By: Connor Shelton
The 1980s were something of a dark period for prog. Despite bands like Genesis, Rush, and Yes releasing complex, thought provoking material during the first year of the decade, many of the classic bands that dominated in the 1970s either broke up or attempted to make pop music as the ‘80s progressed (not to say that pop music is inherently bad, but it wasn’t a beast many of these bands were meant to take on). With the genre having lost much of its credibility due to critical lambasting, it had to adapt to meet a public who were more inclined to listen to New Wave and – later on in the decade – hair metal. All of this is brought up to prepare you for some of the unconventional choices that color this list, but fret not. Not all the songs will be prog-lite. We have some fairly traditional openers on here that will please all prog fans, and even a couple of extended compositions that harken back to the 1970s. Of course, one would never mistake these lengthier tracks for a ‘70s epic given the various musical and production elements which scream ‘80s, but we’re getting ahead of ourselves. Here are the 10 songs we believe to be the finest album openers during prog’s wilderness years (1980 to 1989).
10. “Intruder” – Peter Gabriel
From 1980’s Peter Gabriel (more commonly known as Melt), “Intruder” was the first song to ever be recorded using the iconic gated reverb drum sound that would later be popularized by Phil Collins on “In the Air Tonight.” In that regard, it’s perhaps the most musically progressive record on this list, but putting that aside for a moment, it would still end up on this list given the chilling vocal performance Peter Gabriel brings to this tale about a home intruder (hence the title).
9. “Moonchild” – Iron Maiden
Prog-metal progenitors Iron Maiden took their deepest dive yet into the world of progressive music with 1988’s Seventh Son of a Seventh Son, and “Moonchild” makes this clear right away. It opens with an acoustic verse from the band, something unusual for the blistering Iron Maiden, and proceeds to follow the folksy intro with an arpeggiated synth line. You read that right, a synth line. Though somewhat blasphemous to die hard metal-heads at the time, it’s a choice that has since been revered, and helped set the final nail on the track for prog-metal to fully come into fruition.

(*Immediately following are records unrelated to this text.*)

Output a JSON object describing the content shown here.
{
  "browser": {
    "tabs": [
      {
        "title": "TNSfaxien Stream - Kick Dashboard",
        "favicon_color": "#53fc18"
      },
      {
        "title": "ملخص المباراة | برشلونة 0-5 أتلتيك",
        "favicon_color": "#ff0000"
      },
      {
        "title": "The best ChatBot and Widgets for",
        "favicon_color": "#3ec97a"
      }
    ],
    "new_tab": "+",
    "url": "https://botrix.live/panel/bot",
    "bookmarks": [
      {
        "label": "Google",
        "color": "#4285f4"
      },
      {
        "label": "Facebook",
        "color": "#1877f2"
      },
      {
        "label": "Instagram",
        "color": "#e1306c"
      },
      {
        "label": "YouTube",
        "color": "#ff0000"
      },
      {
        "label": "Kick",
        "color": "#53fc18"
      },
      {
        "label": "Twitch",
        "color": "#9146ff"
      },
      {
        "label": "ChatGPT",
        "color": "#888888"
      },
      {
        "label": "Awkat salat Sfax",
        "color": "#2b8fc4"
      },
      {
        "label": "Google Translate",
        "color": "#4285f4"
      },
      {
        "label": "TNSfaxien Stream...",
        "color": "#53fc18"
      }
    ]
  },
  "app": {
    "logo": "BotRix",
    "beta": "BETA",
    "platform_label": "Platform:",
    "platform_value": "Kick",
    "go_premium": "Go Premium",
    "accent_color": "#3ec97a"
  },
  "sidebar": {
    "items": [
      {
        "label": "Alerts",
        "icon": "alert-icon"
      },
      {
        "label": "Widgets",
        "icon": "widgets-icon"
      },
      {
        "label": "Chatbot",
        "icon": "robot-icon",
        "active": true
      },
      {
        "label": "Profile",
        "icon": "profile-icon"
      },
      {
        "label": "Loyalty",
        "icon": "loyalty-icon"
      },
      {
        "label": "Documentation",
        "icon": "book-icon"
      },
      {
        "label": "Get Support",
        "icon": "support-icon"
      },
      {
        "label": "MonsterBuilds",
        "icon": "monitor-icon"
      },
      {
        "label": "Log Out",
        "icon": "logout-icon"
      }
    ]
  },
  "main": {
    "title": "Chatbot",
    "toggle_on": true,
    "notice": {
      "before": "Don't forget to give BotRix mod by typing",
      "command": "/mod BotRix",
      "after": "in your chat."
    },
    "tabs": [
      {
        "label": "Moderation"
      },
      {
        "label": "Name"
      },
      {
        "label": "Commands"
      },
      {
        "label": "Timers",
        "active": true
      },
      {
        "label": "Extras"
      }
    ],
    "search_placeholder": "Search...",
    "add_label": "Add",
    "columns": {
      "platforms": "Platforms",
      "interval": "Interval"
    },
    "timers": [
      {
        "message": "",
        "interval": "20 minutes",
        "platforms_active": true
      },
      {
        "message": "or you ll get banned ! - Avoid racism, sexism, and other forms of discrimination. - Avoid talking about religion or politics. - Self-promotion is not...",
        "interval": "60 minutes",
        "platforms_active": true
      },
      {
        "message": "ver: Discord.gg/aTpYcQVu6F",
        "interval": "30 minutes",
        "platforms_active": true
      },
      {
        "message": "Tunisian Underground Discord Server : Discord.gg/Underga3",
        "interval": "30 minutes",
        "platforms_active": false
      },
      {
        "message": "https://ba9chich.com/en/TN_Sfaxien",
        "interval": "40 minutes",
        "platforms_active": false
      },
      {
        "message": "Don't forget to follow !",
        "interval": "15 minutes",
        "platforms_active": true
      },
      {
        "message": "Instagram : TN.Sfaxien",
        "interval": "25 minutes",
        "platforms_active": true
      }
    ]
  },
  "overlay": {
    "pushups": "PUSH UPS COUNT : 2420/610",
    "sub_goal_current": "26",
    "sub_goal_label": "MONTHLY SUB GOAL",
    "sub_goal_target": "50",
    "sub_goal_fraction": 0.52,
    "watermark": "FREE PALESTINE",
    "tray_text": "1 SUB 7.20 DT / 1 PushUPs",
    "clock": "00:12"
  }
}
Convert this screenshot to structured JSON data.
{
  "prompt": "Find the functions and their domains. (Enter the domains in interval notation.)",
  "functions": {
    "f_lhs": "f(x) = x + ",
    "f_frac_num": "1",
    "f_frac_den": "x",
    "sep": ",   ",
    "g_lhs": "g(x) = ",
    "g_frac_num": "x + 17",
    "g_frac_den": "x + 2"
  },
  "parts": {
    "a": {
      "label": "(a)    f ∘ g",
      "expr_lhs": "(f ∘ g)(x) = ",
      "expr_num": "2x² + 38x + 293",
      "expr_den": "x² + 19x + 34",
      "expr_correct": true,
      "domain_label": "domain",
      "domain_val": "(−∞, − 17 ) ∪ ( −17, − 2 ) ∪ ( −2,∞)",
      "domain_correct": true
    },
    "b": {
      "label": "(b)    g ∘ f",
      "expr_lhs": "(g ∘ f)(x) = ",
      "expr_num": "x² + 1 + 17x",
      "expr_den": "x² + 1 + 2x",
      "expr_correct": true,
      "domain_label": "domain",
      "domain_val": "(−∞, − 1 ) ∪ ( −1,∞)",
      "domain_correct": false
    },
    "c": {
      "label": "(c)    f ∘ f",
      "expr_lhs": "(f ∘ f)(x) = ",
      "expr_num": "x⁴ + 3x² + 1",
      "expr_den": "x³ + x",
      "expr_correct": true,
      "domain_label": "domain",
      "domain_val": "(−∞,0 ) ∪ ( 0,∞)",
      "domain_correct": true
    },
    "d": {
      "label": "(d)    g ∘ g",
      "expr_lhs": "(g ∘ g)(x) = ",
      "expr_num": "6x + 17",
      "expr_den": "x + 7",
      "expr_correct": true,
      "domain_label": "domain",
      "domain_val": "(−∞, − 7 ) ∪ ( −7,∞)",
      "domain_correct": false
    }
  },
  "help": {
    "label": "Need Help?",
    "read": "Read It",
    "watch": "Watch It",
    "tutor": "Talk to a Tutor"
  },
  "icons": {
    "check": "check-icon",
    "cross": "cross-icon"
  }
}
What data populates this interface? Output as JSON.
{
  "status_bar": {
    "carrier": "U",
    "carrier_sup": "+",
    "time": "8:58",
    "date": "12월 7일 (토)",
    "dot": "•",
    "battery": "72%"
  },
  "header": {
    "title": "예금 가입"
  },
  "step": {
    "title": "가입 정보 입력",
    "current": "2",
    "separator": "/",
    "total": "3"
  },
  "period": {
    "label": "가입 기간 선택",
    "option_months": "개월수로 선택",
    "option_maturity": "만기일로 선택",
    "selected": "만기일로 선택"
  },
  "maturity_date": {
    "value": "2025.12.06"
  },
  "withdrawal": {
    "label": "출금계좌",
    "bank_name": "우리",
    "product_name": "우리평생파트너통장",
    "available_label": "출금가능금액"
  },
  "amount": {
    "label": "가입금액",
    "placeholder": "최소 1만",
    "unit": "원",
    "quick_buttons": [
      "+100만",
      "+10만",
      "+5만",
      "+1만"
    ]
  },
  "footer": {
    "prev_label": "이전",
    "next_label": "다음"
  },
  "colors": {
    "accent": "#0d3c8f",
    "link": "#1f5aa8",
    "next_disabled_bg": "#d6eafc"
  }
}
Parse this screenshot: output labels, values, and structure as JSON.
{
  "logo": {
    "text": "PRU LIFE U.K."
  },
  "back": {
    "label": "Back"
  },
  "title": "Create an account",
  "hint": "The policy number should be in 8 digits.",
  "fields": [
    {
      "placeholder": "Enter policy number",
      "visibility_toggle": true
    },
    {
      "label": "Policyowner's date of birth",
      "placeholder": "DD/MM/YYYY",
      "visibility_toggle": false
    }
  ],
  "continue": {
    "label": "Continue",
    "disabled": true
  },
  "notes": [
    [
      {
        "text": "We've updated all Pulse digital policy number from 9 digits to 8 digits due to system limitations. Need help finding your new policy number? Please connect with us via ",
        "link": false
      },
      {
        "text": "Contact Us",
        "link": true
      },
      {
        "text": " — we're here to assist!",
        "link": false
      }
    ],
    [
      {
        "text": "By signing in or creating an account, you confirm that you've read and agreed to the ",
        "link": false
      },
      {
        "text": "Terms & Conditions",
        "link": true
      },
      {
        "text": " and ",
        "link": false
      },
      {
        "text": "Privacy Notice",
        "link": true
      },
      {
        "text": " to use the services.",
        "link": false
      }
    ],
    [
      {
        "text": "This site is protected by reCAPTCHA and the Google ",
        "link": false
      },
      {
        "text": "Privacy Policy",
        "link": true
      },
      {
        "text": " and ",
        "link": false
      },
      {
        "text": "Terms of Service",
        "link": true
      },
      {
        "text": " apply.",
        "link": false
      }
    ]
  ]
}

8. “Jibber and Twitch” – Cardiacs
For those unfamiliar with Cardiacs, imagine Devo, Gentle Giant, and Frank Zappa had a child together. That’s this band. They’re something of an acquired taste, but the prog-punk/art-pop outfit are undeniably talented. Take this song for instance. It’s a nonstop tour de force of ideas, jumping between musical statements with little care for your ears, and hitting the speakers with a live grenade of punkish energy. It’s not for everyone, but for the brave of heart/open-minded, you’ll understand why this song made the list.
7. “Intro/The Unknown Knows” – Voivod
“Intro/The Unknown Knows” opens the seminal Nothingface in grand fashion. The opening would have you believe this is going to be a slower, doom-laden number but then we get a quick turn around one minute and fifteen seconds into the song and are forced to bounce along to the riffs of guitarist Denis D’Amour and bassist Jean-Yves Thériault until they drastically shake things up toward the end. Even after 30 years, it’s still exhilarating.
6. “Elephant Talk” – King Crimson
From 1981’s Discipline, “Elephant Talk” sees the newly reformed King Crimson weave left and right as they deliver a quirky commentary on the nature of verbal communication. It doesn’t sound like anything the band had done previously in their already eclectic discography. It’s not folk or metal or jazz oriented, instead taking the guise of early ‘80s New Wave and Art Rock, a la Talking Heads. It might have been a shock for fans back in the day, but the stylistic framework plays to the strengths of this lineup, giving us a composition that is both brimming and concise.